§ Assignment:
Retype the entries below word for word, leaving out every picture.

(Items from an interface collection)
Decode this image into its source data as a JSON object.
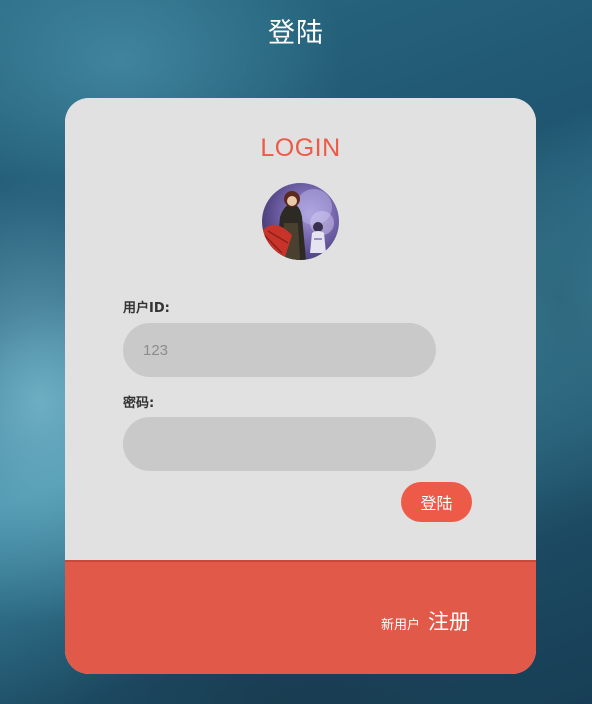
{
  "page": {
    "title": "登陆"
  },
  "card": {
    "heading": "LOGIN",
    "avatar_icon": "user-avatar-illustration",
    "user_field": {
      "label": "用户ID:",
      "value": "",
      "placeholder": "123"
    },
    "password_field": {
      "label": "密码:",
      "value": "",
      "placeholder": ""
    },
    "login_button_label": "登陆",
    "footer": {
      "new_user_text": "新用户",
      "register_link": "注册"
    }
  },
  "colors": {
    "accent": "#ee5a48",
    "footer": "#e15a49",
    "card_bg": "#e1e1e1",
    "input_bg": "#c9c9c9"
  }
}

§ Answer area:
Decode this image into its source data as a JSON object.
{
  "page": {
    "title": "登陆"
  },
  "card": {
    "heading": "LOGIN",
    "avatar_icon": "user-avatar-illustration",
    "user_field": {
      "label": "用户ID:",
      "value": "",
      "placeholder": "123"
    },
    "password_field": {
      "label": "密码:",
      "value": "",
      "placeholder": ""
    },
    "login_button_label": "登陆",
    "footer": {
      "new_user_text": "新用户",
      "register_link": "注册"
    }
  },
  "colors": {
    "accent": "#ee5a48",
    "footer": "#e15a49",
    "card_bg": "#e1e1e1",
    "input_bg": "#c9c9c9"
  }
}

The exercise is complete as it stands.